Exhuming the BillPosted: October 24, 2013
The North united against Kansas-Nebraska. The South stood indifferent. The northern state legislatures could muster only one resolution in its favor, which Douglas’ supporters had to coerce out of his native Illinois. They managed many against it. State parties rebuked the national Democracy. Democratic newspapers turned against the bill. The northern clergy cast off their customary conservatism not for silent acquiescence but for outright opposition. Immigrants, a major Democratic constituency, condemned the bill. With the benefit of hindsight, we know that the Democracy did much to wreck its own coalition, but at the time men could still cling to the idea that this might work out. A heated storm erupted over the fugitive slave act, but four years later the customary white indifference to the plight of blacks and a conservative backlash had brought the North back from the days when abolitionists had gunfights with slave catchers. Maybe things would even, paradoxically, strengthen the party and with it the Union. This storm could also pass.
But how did it come about? Given such opposition, by the more populous section that controlled the House of Representatives, the nation still ended up with Kansas-Nebraska passing into law. The answer requires us to look to historical complexities again. The men of 1854 did not have history books that named them Northern Democrats who by definition opposed the bill. From the failure of many Northern states to pass pro-Nebraska resolutions, we can take that significant portions of those legislatures opposed it. That tells only a third of the story, though. The hardcore pro-Nebraska men did not have majorities. In some states, the anti-Nebraska men did. In others they did not and so rather than get their anti-Nebraska resolutions they could ensure only that no resolution went through.
That silence probably suited most quite well. Whether they approved of Nebraska or opposed it, passing no resolution either way allowed them to sidestep the issue. Anti-Nebraska men could tell their supporters that no resolution approving of the act got past them. Pro-Nebraska men could tell their’s that no resolution against it got past them either. This could also keep them in the good graces of the national and state party machinery even during the division. They might not get the patronage rewards they hoped for by backing the winning side, but could also avoid the punishments that a party could mete out to disloyal members.
The House voted 110 to 95 to bury Kansas-Nebraska under fifty other bills on March 21, 1854. Passing it would require exhuming the bill and Stephen Douglas got out his shovel. He called on the Pierce administration, which put out the word in the Washington Union that supporters would find patronage jobs for their friends. Opponents, naturally, would find none. Pierce called Nebraska votes a test of party loyalty. If the issue failed, so did the Democracy. What Democrat wanted that?

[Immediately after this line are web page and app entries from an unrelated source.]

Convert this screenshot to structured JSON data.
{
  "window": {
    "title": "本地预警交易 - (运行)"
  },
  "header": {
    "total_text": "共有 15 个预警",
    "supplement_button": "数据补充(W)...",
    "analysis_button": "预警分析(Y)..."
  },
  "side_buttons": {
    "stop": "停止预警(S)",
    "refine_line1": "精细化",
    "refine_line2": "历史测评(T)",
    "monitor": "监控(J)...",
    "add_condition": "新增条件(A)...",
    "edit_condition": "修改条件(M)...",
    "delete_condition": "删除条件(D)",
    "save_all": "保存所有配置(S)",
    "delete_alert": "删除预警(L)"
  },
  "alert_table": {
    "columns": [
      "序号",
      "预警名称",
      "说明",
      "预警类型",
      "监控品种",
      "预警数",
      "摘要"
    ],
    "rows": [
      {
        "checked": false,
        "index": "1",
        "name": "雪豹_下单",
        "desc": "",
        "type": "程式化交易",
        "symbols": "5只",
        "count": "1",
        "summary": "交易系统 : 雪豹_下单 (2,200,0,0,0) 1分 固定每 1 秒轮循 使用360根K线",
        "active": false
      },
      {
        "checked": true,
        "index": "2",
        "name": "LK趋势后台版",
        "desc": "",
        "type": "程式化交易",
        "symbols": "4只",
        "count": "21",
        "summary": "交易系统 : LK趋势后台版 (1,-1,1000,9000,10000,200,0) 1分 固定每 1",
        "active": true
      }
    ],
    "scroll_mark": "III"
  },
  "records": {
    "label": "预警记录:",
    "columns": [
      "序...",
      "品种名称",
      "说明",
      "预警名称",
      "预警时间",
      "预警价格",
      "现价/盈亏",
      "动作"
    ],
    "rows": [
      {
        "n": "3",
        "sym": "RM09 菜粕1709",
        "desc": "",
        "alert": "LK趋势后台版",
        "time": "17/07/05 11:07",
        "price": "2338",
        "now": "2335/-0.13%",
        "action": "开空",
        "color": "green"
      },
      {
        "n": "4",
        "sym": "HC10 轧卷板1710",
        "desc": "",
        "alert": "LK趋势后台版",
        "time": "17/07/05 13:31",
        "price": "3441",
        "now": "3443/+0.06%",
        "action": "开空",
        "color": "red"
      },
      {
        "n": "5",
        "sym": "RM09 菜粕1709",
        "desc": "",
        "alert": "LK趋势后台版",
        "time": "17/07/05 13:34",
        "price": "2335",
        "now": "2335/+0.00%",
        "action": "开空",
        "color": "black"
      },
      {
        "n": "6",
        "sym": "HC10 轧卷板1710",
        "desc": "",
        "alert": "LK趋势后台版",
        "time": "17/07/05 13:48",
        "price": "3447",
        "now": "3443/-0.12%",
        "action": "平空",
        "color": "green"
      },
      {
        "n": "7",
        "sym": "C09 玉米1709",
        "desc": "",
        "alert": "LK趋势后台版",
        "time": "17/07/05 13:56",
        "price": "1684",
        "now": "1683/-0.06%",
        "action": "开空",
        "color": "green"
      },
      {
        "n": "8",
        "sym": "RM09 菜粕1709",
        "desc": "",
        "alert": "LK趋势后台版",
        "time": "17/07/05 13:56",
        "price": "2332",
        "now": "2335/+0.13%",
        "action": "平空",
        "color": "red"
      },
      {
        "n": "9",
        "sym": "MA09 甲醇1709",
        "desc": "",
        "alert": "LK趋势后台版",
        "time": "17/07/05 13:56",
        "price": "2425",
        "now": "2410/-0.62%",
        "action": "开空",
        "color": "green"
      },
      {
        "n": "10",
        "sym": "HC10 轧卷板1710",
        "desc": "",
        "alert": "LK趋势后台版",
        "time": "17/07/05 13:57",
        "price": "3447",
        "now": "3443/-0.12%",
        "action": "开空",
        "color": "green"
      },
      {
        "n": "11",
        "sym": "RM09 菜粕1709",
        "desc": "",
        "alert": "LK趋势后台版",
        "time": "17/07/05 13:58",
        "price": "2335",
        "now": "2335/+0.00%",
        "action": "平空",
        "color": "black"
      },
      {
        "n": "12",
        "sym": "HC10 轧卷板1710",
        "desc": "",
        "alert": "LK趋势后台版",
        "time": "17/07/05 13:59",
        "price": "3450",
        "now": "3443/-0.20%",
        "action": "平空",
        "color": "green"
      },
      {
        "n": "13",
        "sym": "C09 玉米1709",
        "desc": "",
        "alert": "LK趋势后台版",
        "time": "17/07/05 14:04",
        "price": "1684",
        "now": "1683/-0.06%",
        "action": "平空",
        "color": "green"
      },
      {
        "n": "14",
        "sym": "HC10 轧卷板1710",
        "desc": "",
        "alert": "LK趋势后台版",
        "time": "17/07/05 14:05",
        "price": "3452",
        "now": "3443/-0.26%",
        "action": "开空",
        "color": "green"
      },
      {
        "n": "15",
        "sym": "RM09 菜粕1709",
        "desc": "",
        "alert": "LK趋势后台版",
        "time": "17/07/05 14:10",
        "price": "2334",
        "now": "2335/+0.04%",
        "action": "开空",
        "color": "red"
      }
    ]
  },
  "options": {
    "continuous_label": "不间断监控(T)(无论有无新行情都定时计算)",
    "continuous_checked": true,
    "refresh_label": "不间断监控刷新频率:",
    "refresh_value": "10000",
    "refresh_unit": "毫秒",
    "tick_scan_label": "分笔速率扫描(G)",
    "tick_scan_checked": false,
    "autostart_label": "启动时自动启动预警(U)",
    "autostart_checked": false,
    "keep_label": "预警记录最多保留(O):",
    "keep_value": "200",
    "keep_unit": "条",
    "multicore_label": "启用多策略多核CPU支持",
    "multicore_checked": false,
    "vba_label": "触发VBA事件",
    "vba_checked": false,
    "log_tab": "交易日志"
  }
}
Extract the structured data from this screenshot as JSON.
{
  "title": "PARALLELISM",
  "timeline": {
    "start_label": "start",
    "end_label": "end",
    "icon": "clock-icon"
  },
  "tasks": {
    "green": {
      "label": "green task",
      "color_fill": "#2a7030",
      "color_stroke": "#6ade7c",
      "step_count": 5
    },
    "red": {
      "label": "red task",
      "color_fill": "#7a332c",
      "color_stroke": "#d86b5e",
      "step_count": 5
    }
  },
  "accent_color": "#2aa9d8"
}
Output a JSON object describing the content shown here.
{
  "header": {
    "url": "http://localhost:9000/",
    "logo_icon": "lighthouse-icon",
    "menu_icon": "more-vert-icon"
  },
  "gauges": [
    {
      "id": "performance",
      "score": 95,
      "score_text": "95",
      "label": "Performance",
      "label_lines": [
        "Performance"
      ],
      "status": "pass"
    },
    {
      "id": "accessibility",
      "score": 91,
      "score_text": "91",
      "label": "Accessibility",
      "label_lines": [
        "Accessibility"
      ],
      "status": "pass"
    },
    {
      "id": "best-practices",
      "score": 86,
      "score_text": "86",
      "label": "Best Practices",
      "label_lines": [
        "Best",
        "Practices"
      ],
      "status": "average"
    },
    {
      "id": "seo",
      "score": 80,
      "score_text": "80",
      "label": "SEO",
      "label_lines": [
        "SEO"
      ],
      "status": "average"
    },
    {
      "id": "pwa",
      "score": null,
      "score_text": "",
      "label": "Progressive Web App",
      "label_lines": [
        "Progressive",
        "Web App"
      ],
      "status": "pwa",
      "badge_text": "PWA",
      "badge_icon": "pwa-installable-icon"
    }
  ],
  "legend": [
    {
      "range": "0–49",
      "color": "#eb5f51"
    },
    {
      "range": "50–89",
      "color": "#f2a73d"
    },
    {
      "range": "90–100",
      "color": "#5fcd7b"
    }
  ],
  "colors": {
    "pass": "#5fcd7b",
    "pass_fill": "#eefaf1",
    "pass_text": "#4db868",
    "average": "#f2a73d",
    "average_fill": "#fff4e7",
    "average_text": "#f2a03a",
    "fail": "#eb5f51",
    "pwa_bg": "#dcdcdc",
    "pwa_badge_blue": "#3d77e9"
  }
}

What Democrat wanted to give up patronage? Their palms needed as much greasing as anybody else’s. Most of the Cabinet went to work too, with Pierce’s sometime Prime Minister Jefferson Davis and Attorney-General Caleb Cushing twisted arms.
This must sound very corrupt. By modern standards, we can’t call it anything else. The Pierce administration literally bought votes by promising lucrative jobs and government contracts to friends and supporters of the voting politicians. The exact deals might not make the newspapers, but the general fact that the president dispensed patronage surprised no one. Politics in the mid-1800s simply worked this way. You rewarded your friends and clients. They in turn supported you in an arrangement that the classicists among them could argue went back to Rome. Both parties engaged in this kind of behavior at every level. Through the middle of May, the party machinery and human avarice ground away at a fierce anti-Nebraska minority.
Despite the mass movement, the opposition had only that minority. The bill could expect lopsided Southern support, even if it came without roaring enthusiasm. Alienated voters had not yet had the chance to throw pro-Nebraska men out. Even Democrats with doubts could take one for the team and hope they forgot by the next election, or even retire to a comfortable patronage posting after. Franklin Pierce would still be dispensing those until March of 1857.